Element data from apps and pages
--- START ---
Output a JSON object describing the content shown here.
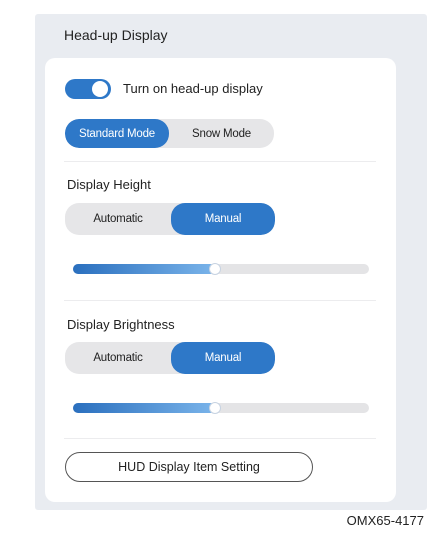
{
  "header": {
    "title": "Head-up Display"
  },
  "hud_toggle": {
    "label": "Turn on head-up display",
    "on": true
  },
  "mode": {
    "options": [
      "Standard Mode",
      "Snow Mode"
    ],
    "selected": "Standard Mode"
  },
  "display_height": {
    "title": "Display Height",
    "options": [
      "Automatic",
      "Manual"
    ],
    "selected": "Manual",
    "slider_level": 0.48
  },
  "display_brightness": {
    "title": "Display Brightness",
    "options": [
      "Automatic",
      "Manual"
    ],
    "selected": "Manual",
    "slider_level": 0.48
  },
  "item_setting_button": {
    "label": "HUD Display Item Setting"
  },
  "figure_code": "OMX65-4177",
  "colors": {
    "accent": "#2e78c8",
    "panel": "#e9ecf1",
    "card": "#ffffff"
  }
}
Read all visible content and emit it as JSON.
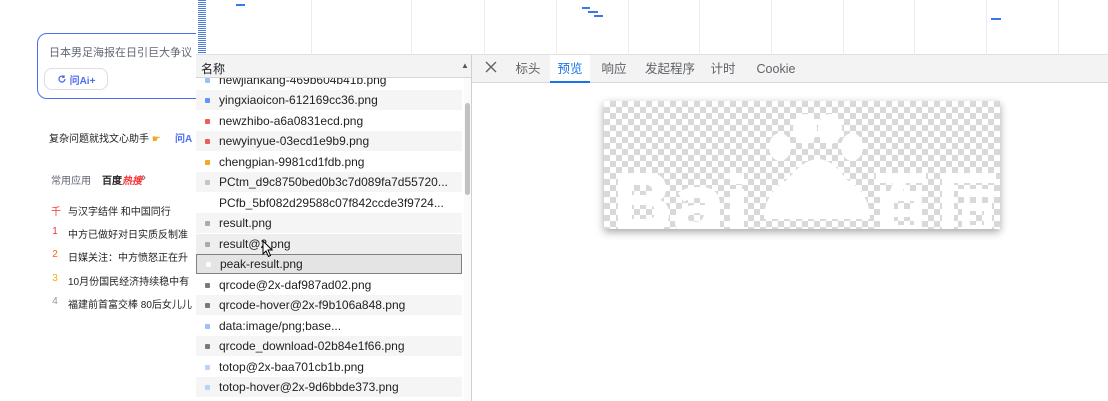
{
  "left_page": {
    "search_placeholder": "日本男足海报在日引巨大争议",
    "ai_button_label": "问Ai+",
    "assist_promo": "复杂问题就找文心助手",
    "assist_link": "问A",
    "tabs": {
      "common": "常用应用",
      "hot_prefix": "百度",
      "hot_accent": "热搜"
    },
    "hot_items": [
      {
        "index": "千",
        "text": "与汉字结伴 和中国同行",
        "color": "#f73131"
      },
      {
        "index": "1",
        "text": "中方已做好对日实质反制准",
        "color": "#f73131"
      },
      {
        "index": "2",
        "text": "日媒关注：中方愤怒正在升",
        "color": "#ff6600"
      },
      {
        "index": "3",
        "text": "10月份国民经济持续稳中有",
        "color": "#faa90e"
      },
      {
        "index": "4",
        "text": "福建前首富交棒 80后女儿儿",
        "color": "#9195a3"
      }
    ]
  },
  "network": {
    "header_label": "名称",
    "rows": [
      {
        "name": "newjiankang-469b604b41b.png",
        "icon_color": "#8ab4f8"
      },
      {
        "name": "yingxiaoicon-612169cc36.png",
        "icon_color": "#4285f4"
      },
      {
        "name": "newzhibo-a6a0831ecd.png",
        "icon_color": "#ea4335"
      },
      {
        "name": "newyinyue-03ecd1e9b9.png",
        "icon_color": "#e8453c"
      },
      {
        "name": "chengpian-9981cd1fdb.png",
        "icon_color": "#f29900"
      },
      {
        "name": "PCtm_d9c8750bed0b3c7d089fa7d55720...",
        "icon_color": "#bdbdbd"
      },
      {
        "name": "PCfb_5bf082d29588c07f842ccde3f9724...",
        "icon_color": "#ffffff"
      },
      {
        "name": "result.png",
        "icon_color": "#9e9e9e"
      },
      {
        "name": "result@2.png",
        "icon_color": "#9e9e9e"
      },
      {
        "name": "peak-result.png",
        "icon_color": "#ffffff"
      },
      {
        "name": "qrcode@2x-daf987ad02.png",
        "icon_color": "#5f6368"
      },
      {
        "name": "qrcode-hover@2x-f9b106a848.png",
        "icon_color": "#5f6368"
      },
      {
        "name": "data:image/png;base...",
        "icon_color": "#8ab4f8"
      },
      {
        "name": "qrcode_download-02b84e1f66.png",
        "icon_color": "#5f6368"
      },
      {
        "name": "totop@2x-baa701cb1b.png",
        "icon_color": "#aecbfa"
      },
      {
        "name": "totop-hover@2x-9d6bbde373.png",
        "icon_color": "#aecbfa"
      }
    ]
  },
  "detail": {
    "tabs": [
      {
        "label": "标头",
        "active": false
      },
      {
        "label": "预览",
        "active": true
      },
      {
        "label": "响应",
        "active": false
      },
      {
        "label": "发起程序",
        "active": false
      },
      {
        "label": "计时",
        "active": false
      },
      {
        "label": "Cookie",
        "active": false
      }
    ]
  },
  "colors": {
    "accent": "#1a73e8",
    "baidu_blue": "#4e6ef2",
    "hot_red": "#f73131"
  }
}
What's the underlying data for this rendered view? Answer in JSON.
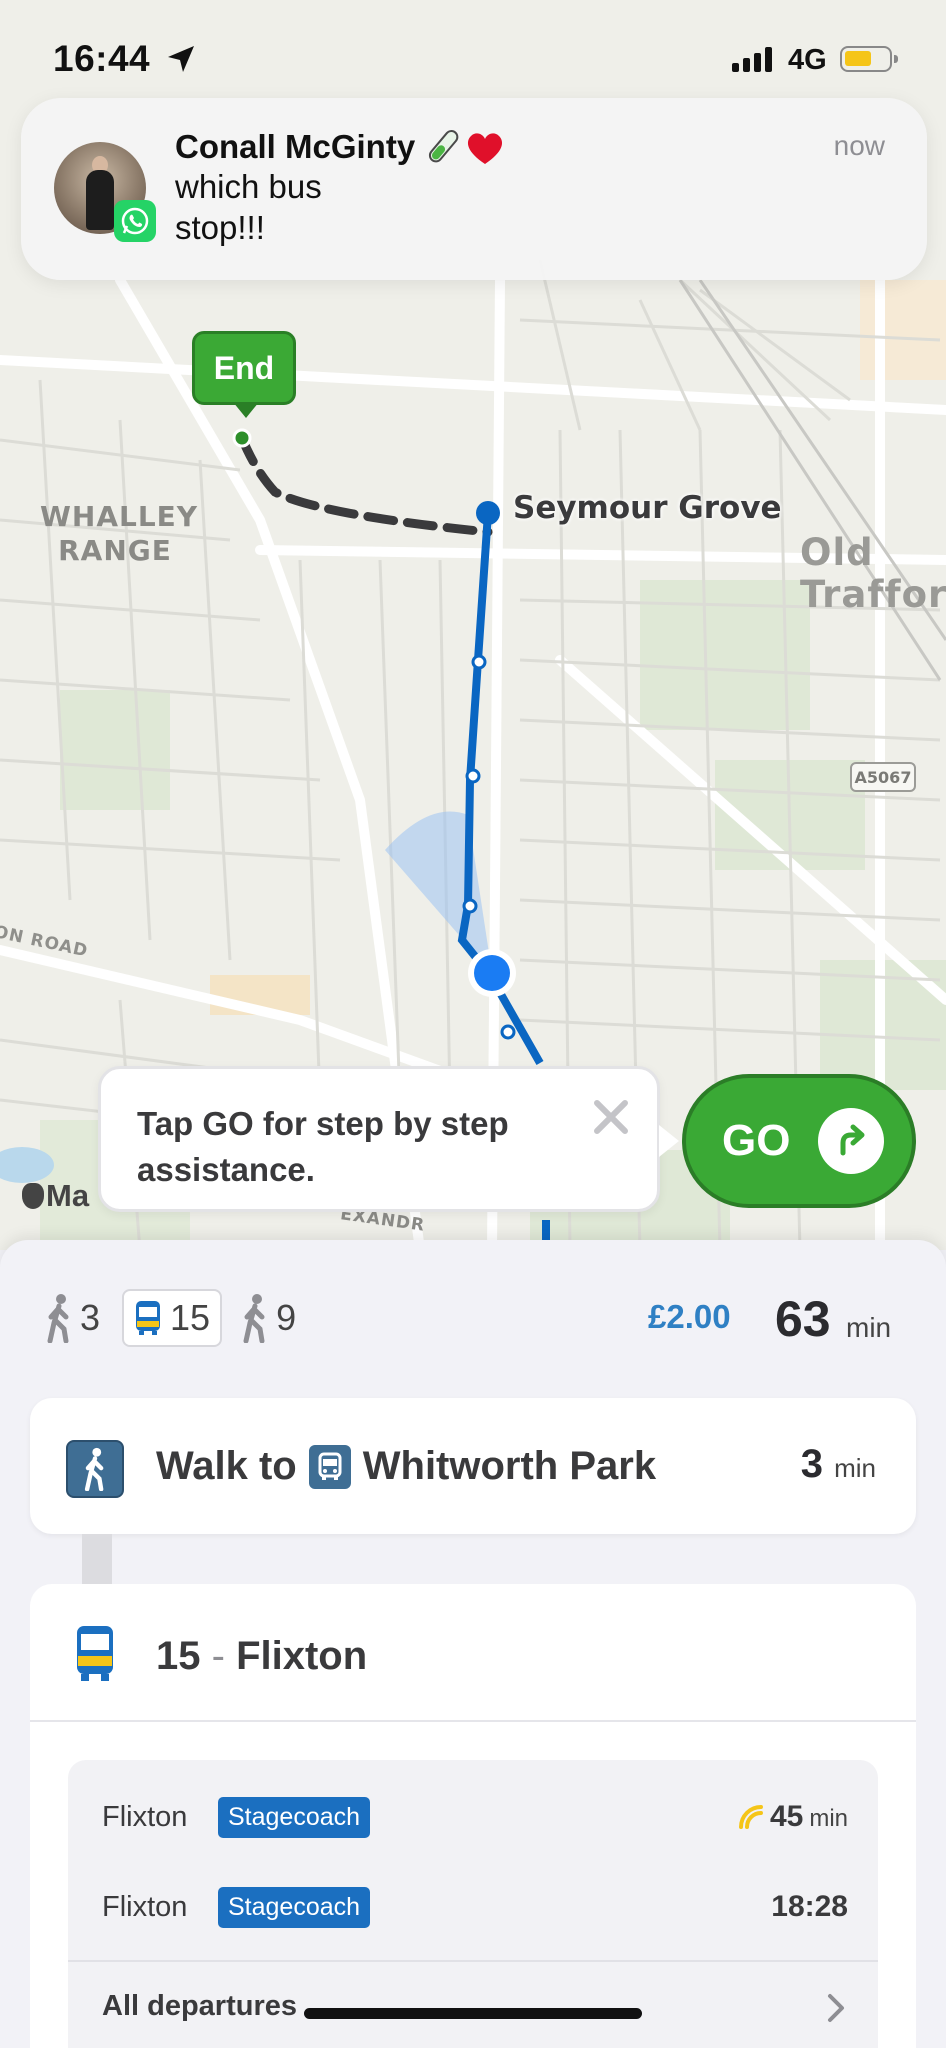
{
  "status_bar": {
    "time": "16:44",
    "network": "4G"
  },
  "notification": {
    "sender": "Conall McGinty",
    "sender_emoji": "🧪❤️",
    "message": "which bus stop!!!",
    "time": "now",
    "app_icon": "whatsapp-icon"
  },
  "map": {
    "area_labels": {
      "whalley_range": "WHALLEY RANGE",
      "old_trafford": "Old Trafford",
      "road_fragment": "ON ROAD",
      "road_fragment_2": "EXANDR"
    },
    "road_shield": "A5067",
    "stop_label": "Seymour Grove",
    "end_marker": "End",
    "attribution": "Ma"
  },
  "tooltip": {
    "text": "Tap GO for step by step assistance."
  },
  "go_button": {
    "label": "GO",
    "color": "#3aa935"
  },
  "summary": {
    "walk_start_min": "3",
    "bus_route": "15",
    "walk_end_min": "9",
    "fare": "£2.00",
    "duration": "63",
    "duration_unit": "min"
  },
  "walk_step": {
    "prefix": "Walk to",
    "stop_name": "Whitworth Park",
    "duration": "3",
    "unit": "min"
  },
  "bus_step": {
    "route": "15",
    "separator": "-",
    "destination": "Flixton",
    "departures": [
      {
        "destination": "Flixton",
        "operator": "Stagecoach",
        "time": "45",
        "unit": "min",
        "realtime": true
      },
      {
        "destination": "Flixton",
        "operator": "Stagecoach",
        "time": "18:28",
        "unit": "",
        "realtime": false
      }
    ],
    "all_departures_label": "All departures"
  },
  "colors": {
    "route_blue": "#0a66c2",
    "go_green": "#3aa935",
    "fare_blue": "#2f80c4",
    "operator_blue": "#1b6fc0"
  }
}
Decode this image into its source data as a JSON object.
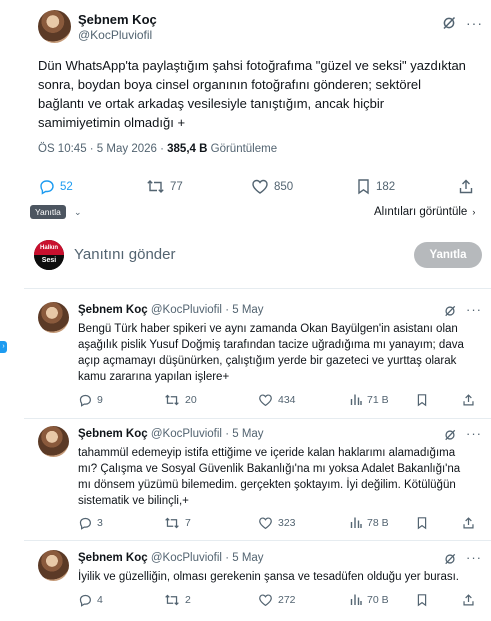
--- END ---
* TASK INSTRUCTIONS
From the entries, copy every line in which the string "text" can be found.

* THE ANSWER
        "text": "与汉字结伴 和中国同行",
        "text": "中方已做好对日实质反制准",
        "text": "日媒关注：中方愤怒正在升",
        "text": "10月份国民经济持续稳中有",
        "text": "福建前首富交棒 80后女儿儿",
    "text": "Tap GO for step by step assistance."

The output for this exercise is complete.